It is often said that Calcium is good for your bones and good for your beer. Canberra’s water @ 13 is fine Ca wise for Pils but a bit low for many styles (O Vienna @ 200 or Burton @270)

Here is a bit from (you will get a 404, mine is an old copy)

<<Of the ions required for brewing, calcium is by far the most important. This is because of the acidifying effect that calcium has on the wort. […] A combination of the presence of calcium ions and the decrease in pH has a number of effects on the brewing process:

  • The lower pH improves ß-amylase activity and thus wort fermentability and extract. The optimum pH for ß-amylase activity is about 4·7. Wort produced from liquor containing no calcium has a pH in the order of 5·8 – 6·0, compared to values in the range of 5·3 – 5·5 for worts produced from treated brewing liquor. The activity of the ß-amylase then is greatly enhanced by the addition of calcium, this enzyme increasing the production of maltose from Amylose, and thus making worts more fermentable.
  • Calcium has a beneficial effect on the precipitation of wort proteins, both during mashing and during the boil.

Protein-H + Ca2+ (r) Protein-Ca ¯ + 2H+

The hydrogen ions released further reduce the pH which encourages further precipitation of proteins.

Proteins are also degraded, that is converted to simpler substances by proteolytic enzymes called proteases. These are found in the malt, and have optimum activity at pH values of about 4·5 – 5·0. The reduction in pH then caused by the presence of calcium encourages proteolysis, further reducing protein levels and increasing wort Free Amino Nitrogen levels (FAN).

FAN compounds are utilised by the yeast during fermentation for the manufacture of amino acids, and an increase in FAN levels in the wort improves the health and vigour of the yeast.

High protein levels in beers also have negative effects, making beer more difficult to fine and encouraging formation of hazes, in particular chill hazes. Product shelf life can also be adversely affected.

  • Calcium ions protect the enzyme a-amylase from inhibition by heat.

a-amylase is an endo enzyme, cleaving the internal 1,4 glucosidic links of amylopectin resulting in a rapid reduction in wort viscosity. The optimum temperature range for

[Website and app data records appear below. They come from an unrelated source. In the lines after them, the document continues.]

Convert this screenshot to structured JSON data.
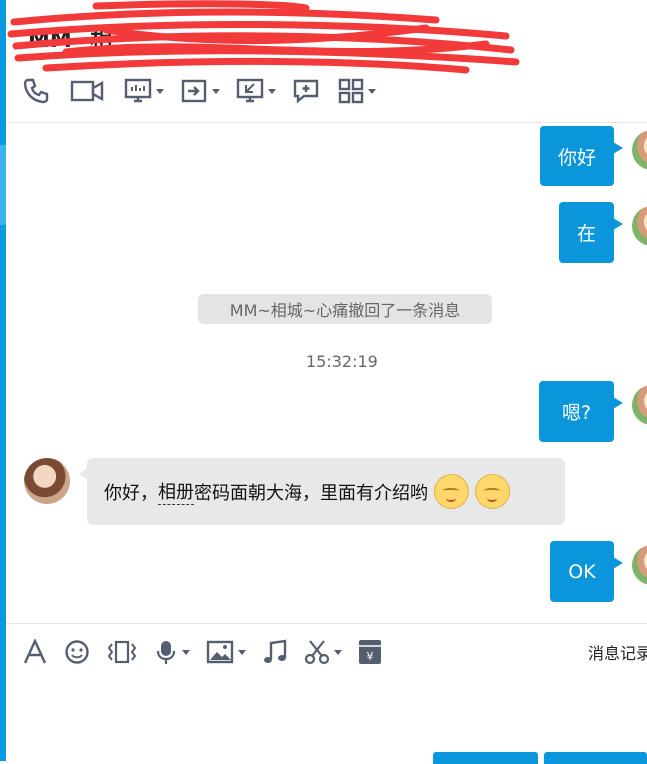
{
  "header": {
    "contact_name": "MM~相"
  },
  "toolbar": {
    "icons": [
      "phone-icon",
      "video-icon",
      "screen-share-icon",
      "file-transfer-icon",
      "remote-desktop-icon",
      "message-plus-icon",
      "apps-grid-icon"
    ]
  },
  "messages": {
    "out1": "你好",
    "out2": "在",
    "system": "MM~相城~心痛撤回了一条消息",
    "time": "15:32:19",
    "out3": "嗯?",
    "in_prefix": "你好，",
    "in_link": "相册",
    "in_rest": "密码面朝大海，里面有介绍哟",
    "out4": "OK"
  },
  "input_toolbar": {
    "history": "消息记录"
  },
  "colors": {
    "accent": "#0b96dc",
    "bubble_in": "#e8e8e8",
    "system_bg": "#e4e4e4",
    "icon": "#555e6e"
  }
}
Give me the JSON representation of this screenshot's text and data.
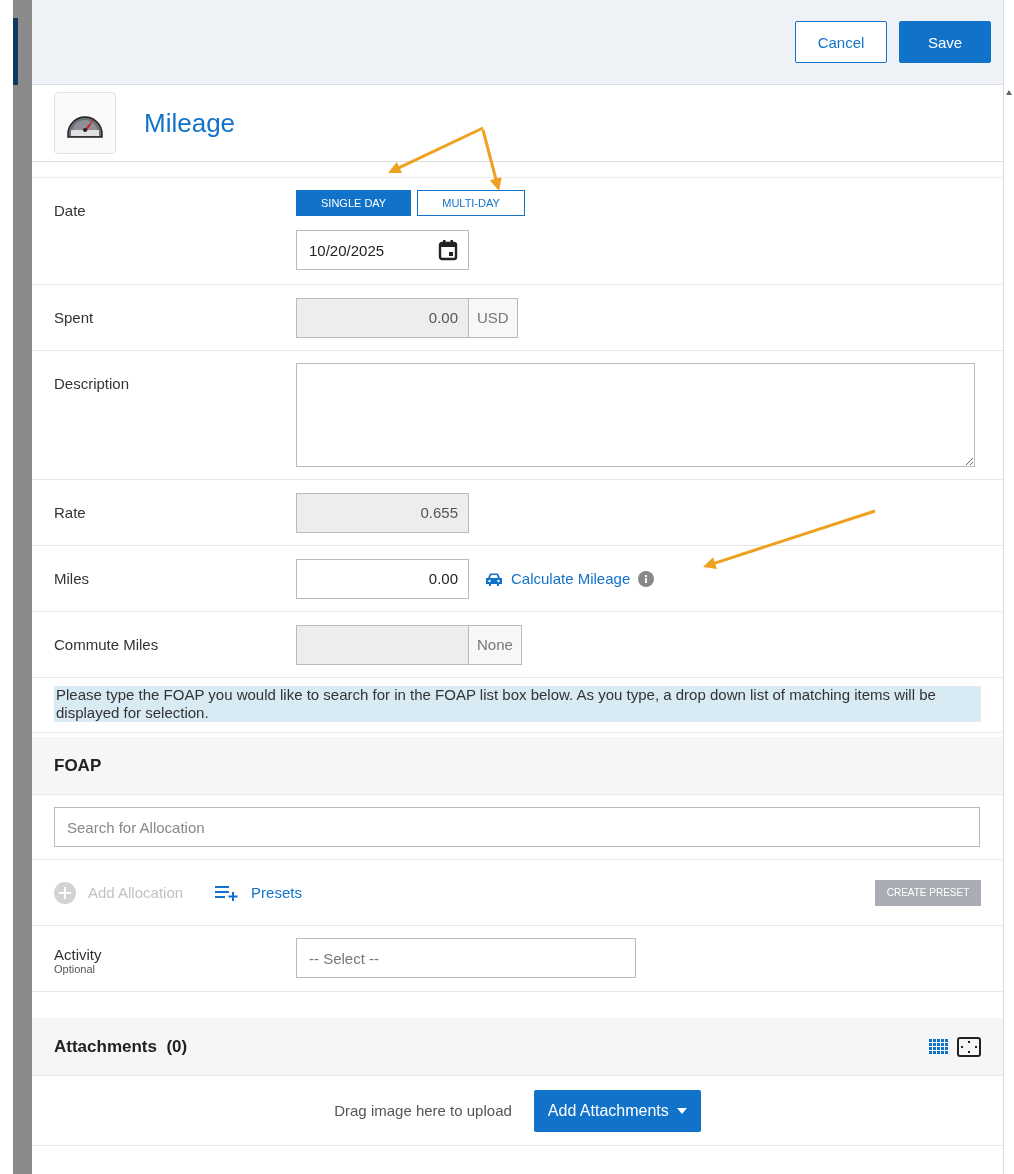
{
  "header": {
    "buttons": [
      {
        "label": "Cancel",
        "kind": "secondary"
      },
      {
        "label": "Save",
        "kind": "primary"
      }
    ]
  },
  "title": "Mileage",
  "rows": [
    {
      "kind": "date",
      "label": "Date",
      "options": [
        {
          "label": "SINGLE DAY",
          "selected": true
        },
        {
          "label": "MULTI-DAY",
          "selected": false
        }
      ],
      "value": "10/20/2025"
    },
    {
      "kind": "amount",
      "label": "Spent",
      "value": "0.00",
      "unit": "USD",
      "disabled": true
    },
    {
      "kind": "textarea",
      "label": "Description"
    },
    {
      "kind": "amount",
      "label": "Rate",
      "value": "0.655",
      "disabled": true
    },
    {
      "kind": "amount",
      "label": "Miles",
      "value": "0.00",
      "disabled": false,
      "link": "Calculate Mileage"
    },
    {
      "kind": "amount",
      "label": "Commute Miles",
      "unit": "None",
      "disabled": true
    }
  ],
  "note": "Please type the FOAP you would like to search for in the FOAP list box below. As you type, a drop down list of matching items will be displayed for selection.",
  "foap": {
    "title": "FOAP",
    "search": {
      "placeholder": "Search for Allocation"
    },
    "actions": [
      {
        "label": "Add Allocation",
        "disabled": true
      },
      {
        "label": "Presets",
        "disabled": false
      }
    ],
    "create_preset": {
      "label": "CREATE PRESET",
      "disabled": true
    },
    "activity": {
      "label": "Activity",
      "sublabel": "Optional",
      "placeholder": "-- Select --"
    }
  },
  "attachments": {
    "title": "Attachments",
    "count": "(0)",
    "drop_text": "Drag image here to upload",
    "button": "Add Attachments"
  }
}
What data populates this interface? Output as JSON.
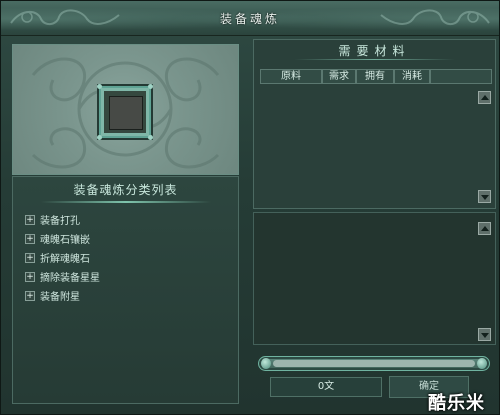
{
  "window": {
    "title": "装备魂炼"
  },
  "category_list": {
    "header": "装备魂炼分类列表",
    "items": [
      {
        "label": "装备打孔"
      },
      {
        "label": "魂魄石镶嵌"
      },
      {
        "label": "折解魂魄石"
      },
      {
        "label": "摘除装备星星"
      },
      {
        "label": "装备附星"
      }
    ],
    "expand_glyph": "+"
  },
  "materials": {
    "title": "需要材料",
    "columns": [
      "原料",
      "需求",
      "拥有",
      "消耗"
    ],
    "rows": []
  },
  "progress": {
    "value": 0
  },
  "cost": {
    "value": "0文"
  },
  "confirm_button": {
    "label": "确定"
  },
  "watermark": {
    "text": "酷乐米"
  },
  "colors": {
    "panel": "#2a403a",
    "frame_accent": "#6fb3a0",
    "text": "#cfe6de"
  }
}
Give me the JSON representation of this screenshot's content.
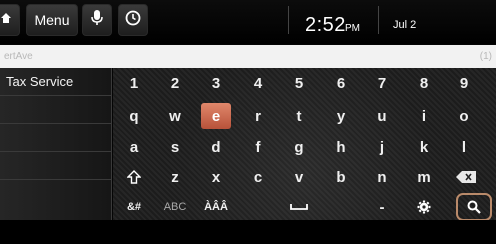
{
  "status_bar": {
    "menu_label": "Menu",
    "time": "2:52",
    "ampm": "PM",
    "date": "Jul 2"
  },
  "search": {
    "value": "ertAve",
    "count": "(1)"
  },
  "suggestions": [
    {
      "label": "Tax Service"
    },
    {
      "label": ""
    },
    {
      "label": ""
    },
    {
      "label": ""
    },
    {
      "label": ""
    }
  ],
  "keyboard": {
    "row1": [
      "1",
      "2",
      "3",
      "4",
      "5",
      "6",
      "7",
      "8",
      "9"
    ],
    "row2": [
      "q",
      "w",
      "e",
      "r",
      "t",
      "y",
      "u",
      "i",
      "o"
    ],
    "row3": [
      "a",
      "s",
      "d",
      "f",
      "g",
      "h",
      "j",
      "k",
      "l"
    ],
    "row4": [
      "z",
      "x",
      "c",
      "v",
      "b",
      "n",
      "m"
    ],
    "row5_symbols": "&#",
    "row5_abc": "ABC",
    "row5_accents": "ÀÂÂ",
    "row5_dash": "-",
    "selected_key": "e"
  },
  "icons": {
    "home": "home-icon",
    "mic": "microphone-icon",
    "clock": "clock-icon",
    "shift": "shift-icon",
    "backspace": "backspace-icon",
    "space": "space-icon",
    "settings": "gear-icon",
    "search": "search-icon"
  },
  "colors": {
    "selected_key": "#c8654a",
    "search_highlight": "#b98a6a"
  }
}
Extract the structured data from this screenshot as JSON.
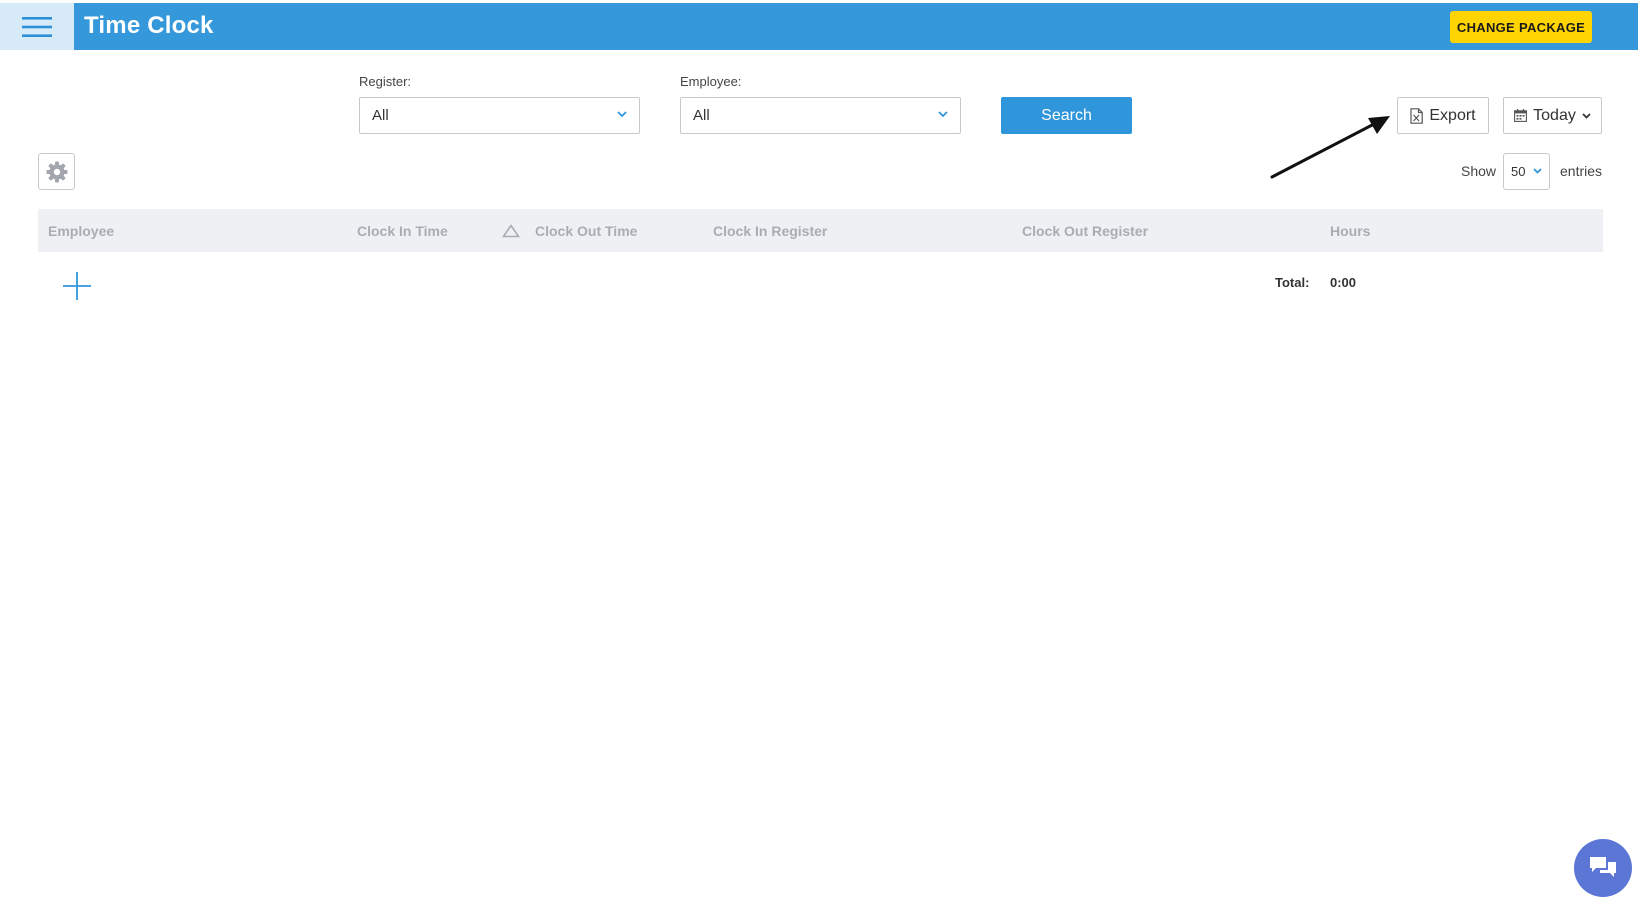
{
  "header": {
    "title": "Time Clock",
    "change_package_label": "CHANGE PACKAGE",
    "menu_icon": "hamburger-icon"
  },
  "filters": {
    "register_label": "Register:",
    "register_value": "All",
    "employee_label": "Employee:",
    "employee_value": "All",
    "search_label": "Search",
    "export_label": "Export",
    "export_icon": "excel-file-icon",
    "date_range_label": "Today",
    "date_range_icon": "calendar-icon"
  },
  "table_controls": {
    "show_label": "Show",
    "entries_value": "50",
    "entries_label": "entries",
    "settings_icon": "gear-icon"
  },
  "table": {
    "columns": [
      "Employee",
      "Clock In Time",
      "Clock Out Time",
      "Clock In Register",
      "Clock Out Register",
      "Hours"
    ],
    "sort_icon": "sort-triangle-icon",
    "total_label": "Total:",
    "total_value": "0:00",
    "add_icon": "plus-icon"
  },
  "chat": {
    "icon": "chat-icon"
  },
  "colors": {
    "header_bg": "#3498db",
    "menu_bg": "#d6ebf7",
    "cta_yellow": "#ffd400",
    "primary_button": "#2f96db",
    "table_header_bg": "#eef0f3",
    "chat_bg": "#5c76d6"
  }
}
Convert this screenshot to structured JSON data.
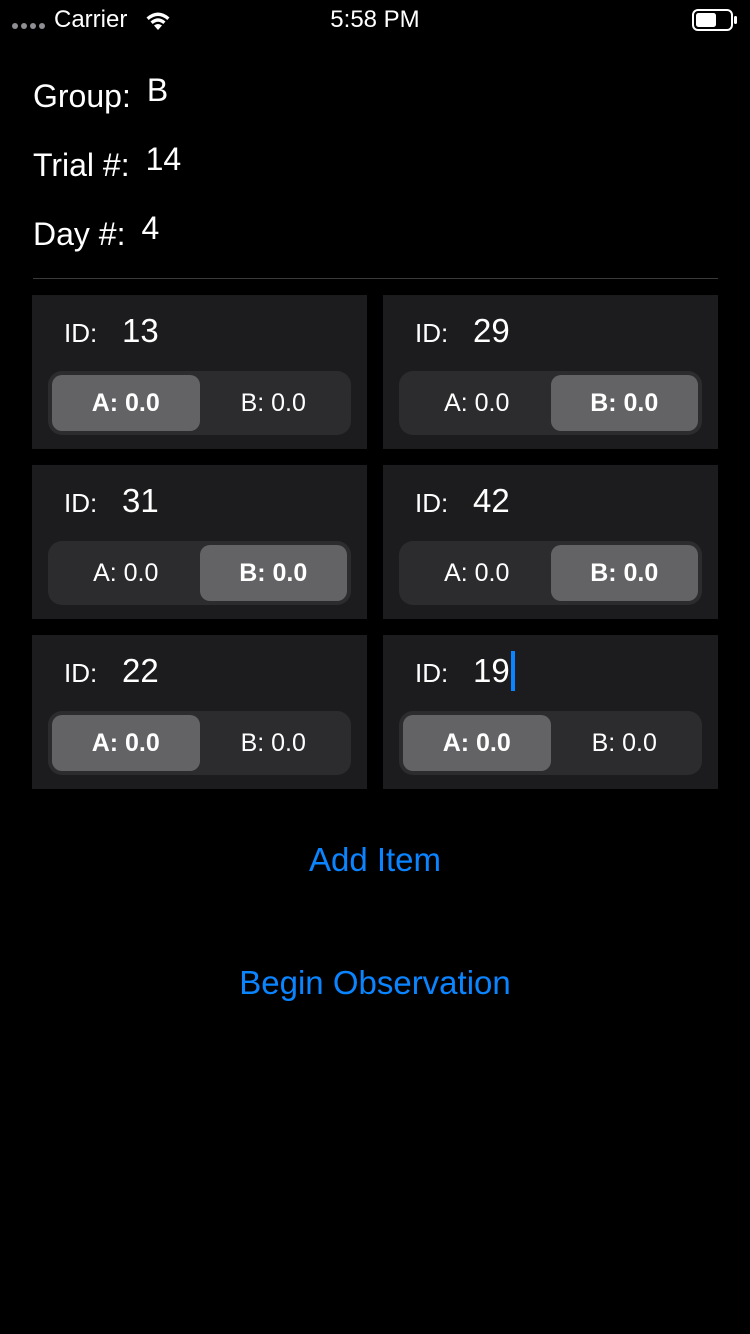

a-amylase activity is 65°C – 68°C, but the enzyme is rapidly destroyed at these temperatures. Calcium stabilises a-amylase to 70 – 75°C.

It can be seen then that the presence of calcium has positive effects on the activity of a-amylase, ß-amylase and Proteases, some of the most important enzymes in the brewing process.

  • The drop in pH encouraged by Calcium ions in the mash and copper helps afford the wort and subsequent beer produced a greater resistance to microbiological infection.
  • The reduced pH of the sparge liquor reduces extraction of undesirable silicates, tannins and polyphenols from the mash bed. The extraction of such materials is encouraged by alkaline sparge liquor. These materials are very undesirable, contributing to harsh flavours, hazes in the finished beer and decreased beer stability.
  • Calcium precipitates oxalates as insoluble calcium oxalate.

This again occurs in both the mash tun and the copper. If oxalates are not removed they can cause hazes in finished beers and also contribute to the formation of beerstone in FV’s, CT’s and casks. Oxalates are also thought to promote gushing in certain beers, although this is not generally a problem to the micro brewer.>>

Generally speaking you will use Calcium Chloride for maltier beers and Calcium Sulphate for hoppier beers or ideally a combination of the two.

More to come